In New York, André is sick with longing and regret, especially after a letter arrives from Peggy announcing that she and Arnold now have an accelerated wedding date. Hearing him strain to say the word “March” to Abigail was the second saddest moment of the episode. After much drinking alone and much reminiscing about his courtship while staring at Peggy’s portrait, André ventures to Rivington’s pub. He’s not alone for long, drawing the attention of his onetime sexual plaything, Philomena. “Did something happen in Philadelphia?” she asks and then draws the correct conclusion. “Imagine that: a woman stealing John André’s well-guarded heart. There is a cure for that sort of melancholy…”
Sure, why not, he reluctantly decides, though the always-observing Townsend watches him leave with Philomena. But some semi-passionate lovemaking can’t distract André from his aching heart. If he can’t have Peggy, he can at least pretend: He requests that Philomena style her hair exactly like Peggy’s — not a problem because she knows an expert in the Philadelphia style who’s new to Manhattan. Freddy!
Peggy grips a lock of André’s hair when she’s ravaged by Arnold; now André is reshaping his concubine to wear Peggy’s high roll. It’s all about the hair. Freddy is bound to write Peggy that André has taken up with a woman who’s wearing her style hair, and my guess is that her initial impulse will not be flattery — especially after Abigail reassured her that she was all he thought about.

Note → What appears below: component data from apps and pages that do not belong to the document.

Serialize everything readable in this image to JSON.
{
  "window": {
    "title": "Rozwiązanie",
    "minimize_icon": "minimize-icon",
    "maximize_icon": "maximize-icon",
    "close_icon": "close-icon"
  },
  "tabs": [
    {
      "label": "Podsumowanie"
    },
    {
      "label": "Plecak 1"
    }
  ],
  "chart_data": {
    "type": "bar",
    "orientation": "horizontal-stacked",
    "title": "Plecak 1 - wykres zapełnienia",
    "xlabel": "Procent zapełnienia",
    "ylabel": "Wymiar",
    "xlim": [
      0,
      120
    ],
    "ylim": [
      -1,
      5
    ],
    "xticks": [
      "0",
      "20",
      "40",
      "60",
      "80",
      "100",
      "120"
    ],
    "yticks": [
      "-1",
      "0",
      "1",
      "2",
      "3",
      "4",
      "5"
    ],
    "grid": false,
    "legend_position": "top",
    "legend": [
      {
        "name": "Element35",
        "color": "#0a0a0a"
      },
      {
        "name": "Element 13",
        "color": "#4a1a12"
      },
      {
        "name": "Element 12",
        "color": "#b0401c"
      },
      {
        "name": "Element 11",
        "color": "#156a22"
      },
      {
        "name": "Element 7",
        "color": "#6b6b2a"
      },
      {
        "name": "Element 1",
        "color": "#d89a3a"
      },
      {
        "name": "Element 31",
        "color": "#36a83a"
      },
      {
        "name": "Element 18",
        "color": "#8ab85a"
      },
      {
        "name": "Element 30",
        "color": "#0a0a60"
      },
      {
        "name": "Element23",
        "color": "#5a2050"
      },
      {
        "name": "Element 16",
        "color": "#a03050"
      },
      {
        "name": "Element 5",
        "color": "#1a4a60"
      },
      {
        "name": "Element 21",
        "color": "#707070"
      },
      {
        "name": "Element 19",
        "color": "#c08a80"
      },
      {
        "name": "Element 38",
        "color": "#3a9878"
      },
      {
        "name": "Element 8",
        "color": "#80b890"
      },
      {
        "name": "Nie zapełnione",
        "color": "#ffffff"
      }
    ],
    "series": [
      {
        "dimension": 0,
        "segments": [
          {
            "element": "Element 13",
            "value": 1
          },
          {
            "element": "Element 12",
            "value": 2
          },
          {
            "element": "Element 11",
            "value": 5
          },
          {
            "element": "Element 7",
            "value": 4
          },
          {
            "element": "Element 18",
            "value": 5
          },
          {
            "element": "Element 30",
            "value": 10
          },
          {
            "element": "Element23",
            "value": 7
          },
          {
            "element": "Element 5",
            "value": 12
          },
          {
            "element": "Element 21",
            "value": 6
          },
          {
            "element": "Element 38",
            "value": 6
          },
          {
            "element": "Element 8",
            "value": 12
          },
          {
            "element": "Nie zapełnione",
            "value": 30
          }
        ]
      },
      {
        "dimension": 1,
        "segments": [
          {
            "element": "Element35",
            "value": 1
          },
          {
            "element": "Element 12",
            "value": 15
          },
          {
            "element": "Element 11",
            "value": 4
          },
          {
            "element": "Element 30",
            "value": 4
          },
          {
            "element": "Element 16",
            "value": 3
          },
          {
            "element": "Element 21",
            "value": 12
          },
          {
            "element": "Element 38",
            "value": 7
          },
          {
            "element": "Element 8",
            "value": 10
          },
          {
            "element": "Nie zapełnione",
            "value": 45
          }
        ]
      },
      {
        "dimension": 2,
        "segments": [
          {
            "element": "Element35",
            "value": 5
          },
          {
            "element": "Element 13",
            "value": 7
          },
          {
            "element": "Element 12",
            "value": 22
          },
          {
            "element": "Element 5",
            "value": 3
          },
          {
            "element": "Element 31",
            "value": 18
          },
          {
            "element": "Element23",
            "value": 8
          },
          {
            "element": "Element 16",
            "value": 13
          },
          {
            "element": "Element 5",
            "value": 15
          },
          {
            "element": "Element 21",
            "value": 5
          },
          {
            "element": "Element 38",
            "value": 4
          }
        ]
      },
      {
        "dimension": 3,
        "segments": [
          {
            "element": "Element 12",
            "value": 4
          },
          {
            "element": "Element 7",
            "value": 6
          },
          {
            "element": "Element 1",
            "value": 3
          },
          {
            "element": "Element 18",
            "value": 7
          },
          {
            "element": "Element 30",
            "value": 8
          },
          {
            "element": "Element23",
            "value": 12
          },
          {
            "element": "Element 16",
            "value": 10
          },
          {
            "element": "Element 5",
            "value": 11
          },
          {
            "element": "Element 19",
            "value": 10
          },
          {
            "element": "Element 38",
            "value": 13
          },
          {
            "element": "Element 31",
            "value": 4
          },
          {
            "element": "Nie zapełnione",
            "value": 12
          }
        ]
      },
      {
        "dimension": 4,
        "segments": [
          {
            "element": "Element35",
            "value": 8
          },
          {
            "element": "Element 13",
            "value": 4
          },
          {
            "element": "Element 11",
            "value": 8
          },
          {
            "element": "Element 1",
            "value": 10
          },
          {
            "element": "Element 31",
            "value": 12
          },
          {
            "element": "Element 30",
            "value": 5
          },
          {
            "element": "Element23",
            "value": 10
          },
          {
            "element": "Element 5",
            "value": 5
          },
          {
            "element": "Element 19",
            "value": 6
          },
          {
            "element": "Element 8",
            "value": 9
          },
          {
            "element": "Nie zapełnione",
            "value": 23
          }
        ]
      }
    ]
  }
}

Three beautiful women, five lost boys. Perhaps the men will win and lose the war, but the women might be the real field generals.